=== Provided records ===
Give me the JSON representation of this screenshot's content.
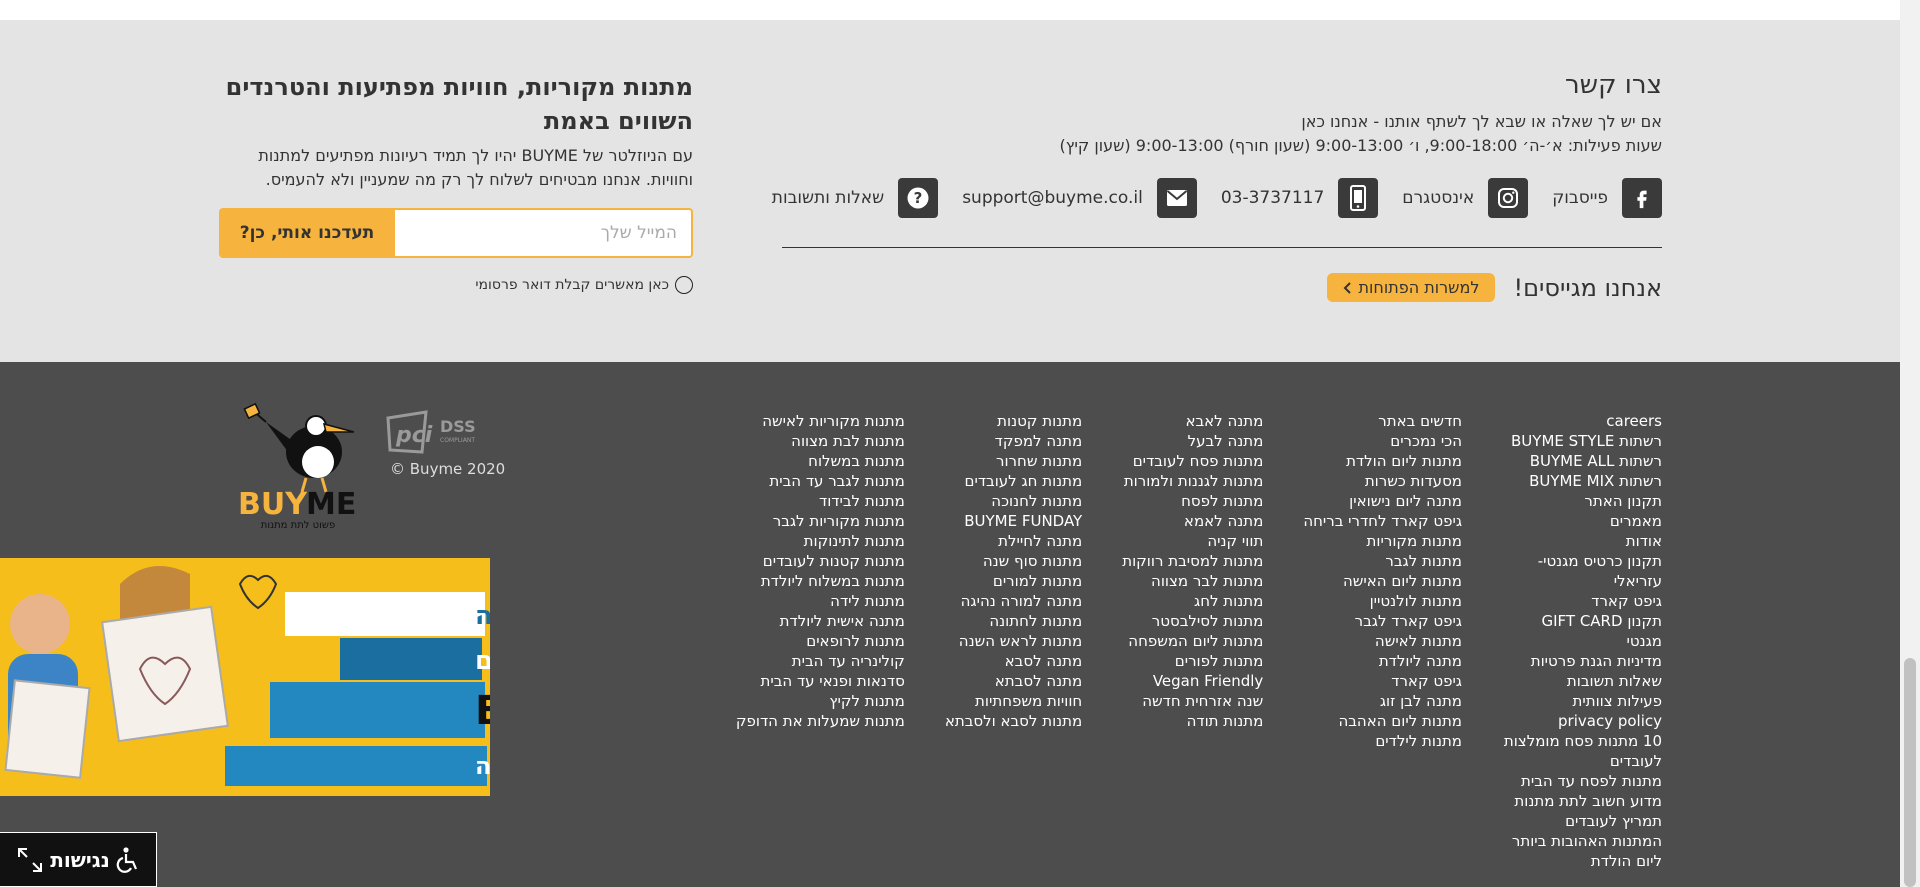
{
  "contact": {
    "title": "צרו קשר",
    "line1": "אם יש לך שאלה או שבא לך לשתף אותנו - אנחנו כאן",
    "line2": "שעות פעילות: א׳-ה׳ 9:00-18:00, ו׳ 9:00-13:00 (שעון חורף) 9:00-13:00 (שעון קיץ)",
    "items": [
      {
        "icon": "facebook-icon",
        "label": "פייסבוק"
      },
      {
        "icon": "instagram-icon",
        "label": "אינסטגרם"
      },
      {
        "icon": "phone-icon",
        "label": "03-3737117"
      },
      {
        "icon": "mail-icon",
        "label": "support@buyme.co.il"
      },
      {
        "icon": "question-icon",
        "label": "שאלות ותשובות"
      }
    ],
    "growing_title": "אנחנו מגייסים!",
    "growing_button": "למשרות הפתוחות"
  },
  "newsletter": {
    "title": "מתנות מקוריות, חוויות מפתיעות והטרנדים השווים באמת",
    "description": "עם הניוזלטר של BUYME יהיו לך תמיד רעיונות מפתיעים למתנות וחוויות. אנחנו מבטיחים לשלוח לך רק מה שמעניין ולא להעמיס.",
    "email_placeholder": "המייל שלך",
    "submit_label": "תעדכנו אותי, כן?",
    "consent_label": "כאן מאשרים קבלת דואר פרסומי"
  },
  "footer": {
    "columns": [
      [
        "careers",
        "רשתות BUYME STYLE",
        "רשתות BUYME ALL",
        "רשתות BUYME MIX",
        "תקנון האתר",
        "מאמרים",
        "אודות",
        "תקנון כרטיס מגנטי- עזריאלי",
        "גיפט קארד",
        "תקנון GIFT CARD מגנטי",
        "מדיניות הגנת פרטיות",
        "שאלות תשובות",
        "פעילות צוותית",
        "privacy policy",
        "10 מתנות פסח מומלצות לעובדים",
        "מתנות לפסח עד הבית",
        "מדוע חשוב לתת מתנות",
        "תמריץ לעובדים",
        "המתנות האהובות ביותר ליום הולדת"
      ],
      [
        "חדשים באתר",
        "הכי נמכרים",
        "מתנות ליום הולדת",
        "מסעדות כשרות",
        "מתנה ליום נישואין",
        "גיפט קארד לחדרי בריחה",
        "מתנות מקוריות",
        "מתנות לגבר",
        "מתנות ליום האישה",
        "מתנות לולנטיין",
        "גיפט קארד לגבר",
        "מתנות לאישה",
        "מתנה ליולדת",
        "גיפט קארד",
        "מתנה לבן זוג",
        "מתנות ליום האהבה",
        "מתנות לילדים"
      ],
      [
        "מתנה לאבא",
        "מתנה לבעל",
        "מתנות פסח לעובדים",
        "מתנות לגננות ולמורות",
        "מתנות לפסח",
        "מתנה לאמא",
        "תווי קניה",
        "מתנות למסיבת רווקות",
        "מתנות לבר מצווה",
        "מתנות לחג",
        "מתנות לסילבסטר",
        "מתנות ליום המשפחה",
        "מתנות לפורים",
        "Vegan Friendly",
        "שנה אזרחית חדשה",
        "מתנות תודה"
      ],
      [
        "מתנות קטנות",
        "מתנה למפקד",
        "מתנות שחרור",
        "מתנות חג לעובדים",
        "מתנות לחנוכה",
        "BUYME FUNDAY",
        "מתנה לחיילת",
        "מתנות סוף שנה",
        "מתנות למורים",
        "מתנה למורה נהיגה",
        "מתנות לחתונה",
        "מתנות לראש השנה",
        "מתנה לסבא",
        "מתנה לסבתא",
        "חוויות משפחתיות",
        "מתנות לסבא ולסבתא"
      ],
      [
        "מתנות מקוריות לאישה",
        "מתנות לבת מצווה",
        "מתנות במשלוח",
        "מתנות לגבר עד הבית",
        "מתנות לבידוד",
        "מתנות מקוריות לגבר",
        "מתנות לתינוקות",
        "מתנות קטנות לעובדים",
        "מתנות במשלוח ליולדת",
        "מתנות לידה",
        "מתנה אישית ליולדת",
        "מתנות לרופאים",
        "קולינריה עד הבית",
        "סדנאות ופנאי עד הבית",
        "מתנות לקיץ",
        "מתנות שמעלות את הדופק"
      ]
    ],
    "copyright": "© Buyme 2020",
    "logo_text": "BUYME",
    "logo_slogan": "פשוט לתת מתנות",
    "pci_text": "PCI DSS",
    "promo": {
      "line1": "אומרים תודה",
      "line2": "ושולחים",
      "line3": "BUYME",
      "line4": "למתנות סוף השנה"
    }
  },
  "accessibility": {
    "label": "נגישות"
  },
  "colors": {
    "accent": "#f6b33d",
    "footer_bg": "#4d4d4d",
    "contact_bg": "#e4e4e4"
  }
}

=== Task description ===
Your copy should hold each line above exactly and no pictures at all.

=== Final answer ===
Give me the JSON representation of this screenshot's content.
{
  "contact": {
    "title": "צרו קשר",
    "line1": "אם יש לך שאלה או שבא לך לשתף אותנו - אנחנו כאן",
    "line2": "שעות פעילות: א׳-ה׳ 9:00-18:00, ו׳ 9:00-13:00 (שעון חורף) 9:00-13:00 (שעון קיץ)",
    "items": [
      {
        "icon": "facebook-icon",
        "label": "פייסבוק"
      },
      {
        "icon": "instagram-icon",
        "label": "אינסטגרם"
      },
      {
        "icon": "phone-icon",
        "label": "03-3737117"
      },
      {
        "icon": "mail-icon",
        "label": "support@buyme.co.il"
      },
      {
        "icon": "question-icon",
        "label": "שאלות ותשובות"
      }
    ],
    "growing_title": "אנחנו מגייסים!",
    "growing_button": "למשרות הפתוחות"
  },
  "newsletter": {
    "title": "מתנות מקוריות, חוויות מפתיעות והטרנדים השווים באמת",
    "description": "עם הניוזלטר של BUYME יהיו לך תמיד רעיונות מפתיעים למתנות וחוויות. אנחנו מבטיחים לשלוח לך רק מה שמעניין ולא להעמיס.",
    "email_placeholder": "המייל שלך",
    "submit_label": "תעדכנו אותי, כן?",
    "consent_label": "כאן מאשרים קבלת דואר פרסומי"
  },
  "footer": {
    "columns": [
      [
        "careers",
        "רשתות BUYME STYLE",
        "רשתות BUYME ALL",
        "רשתות BUYME MIX",
        "תקנון האתר",
        "מאמרים",
        "אודות",
        "תקנון כרטיס מגנטי- עזריאלי",
        "גיפט קארד",
        "תקנון GIFT CARD מגנטי",
        "מדיניות הגנת פרטיות",
        "שאלות תשובות",
        "פעילות צוותית",
        "privacy policy",
        "10 מתנות פסח מומלצות לעובדים",
        "מתנות לפסח עד הבית",
        "מדוע חשוב לתת מתנות",
        "תמריץ לעובדים",
        "המתנות האהובות ביותר ליום הולדת"
      ],
      [
        "חדשים באתר",
        "הכי נמכרים",
        "מתנות ליום הולדת",
        "מסעדות כשרות",
        "מתנה ליום נישואין",
        "גיפט קארד לחדרי בריחה",
        "מתנות מקוריות",
        "מתנות לגבר",
        "מתנות ליום האישה",
        "מתנות לולנטיין",
        "גיפט קארד לגבר",
        "מתנות לאישה",
        "מתנה ליולדת",
        "גיפט קארד",
        "מתנה לבן זוג",
        "מתנות ליום האהבה",
        "מתנות לילדים"
      ],
      [
        "מתנה לאבא",
        "מתנה לבעל",
        "מתנות פסח לעובדים",
        "מתנות לגננות ולמורות",
        "מתנות לפסח",
        "מתנה לאמא",
        "תווי קניה",
        "מתנות למסיבת רווקות",
        "מתנות לבר מצווה",
        "מתנות לחג",
        "מתנות לסילבסטר",
        "מתנות ליום המשפחה",
        "מתנות לפורים",
        "Vegan Friendly",
        "שנה אזרחית חדשה",
        "מתנות תודה"
      ],
      [
        "מתנות קטנות",
        "מתנה למפקד",
        "מתנות שחרור",
        "מתנות חג לעובדים",
        "מתנות לחנוכה",
        "BUYME FUNDAY",
        "מתנה לחיילת",
        "מתנות סוף שנה",
        "מתנות למורים",
        "מתנה למורה נהיגה",
        "מתנות לחתונה",
        "מתנות לראש השנה",
        "מתנה לסבא",
        "מתנה לסבתא",
        "חוויות משפחתיות",
        "מתנות לסבא ולסבתא"
      ],
      [
        "מתנות מקוריות לאישה",
        "מתנות לבת מצווה",
        "מתנות במשלוח",
        "מתנות לגבר עד הבית",
        "מתנות לבידוד",
        "מתנות מקוריות לגבר",
        "מתנות לתינוקות",
        "מתנות קטנות לעובדים",
        "מתנות במשלוח ליולדת",
        "מתנות לידה",
        "מתנה אישית ליולדת",
        "מתנות לרופאים",
        "קולינריה עד הבית",
        "סדנאות ופנאי עד הבית",
        "מתנות לקיץ",
        "מתנות שמעלות את הדופק"
      ]
    ],
    "copyright": "© Buyme 2020",
    "logo_text": "BUYME",
    "logo_slogan": "פשוט לתת מתנות",
    "pci_text": "PCI DSS",
    "promo": {
      "line1": "אומרים תודה",
      "line2": "ושולחים",
      "line3": "BUYME",
      "line4": "למתנות סוף השנה"
    }
  },
  "accessibility": {
    "label": "נגישות"
  },
  "colors": {
    "accent": "#f6b33d",
    "footer_bg": "#4d4d4d",
    "contact_bg": "#e4e4e4"
  }
}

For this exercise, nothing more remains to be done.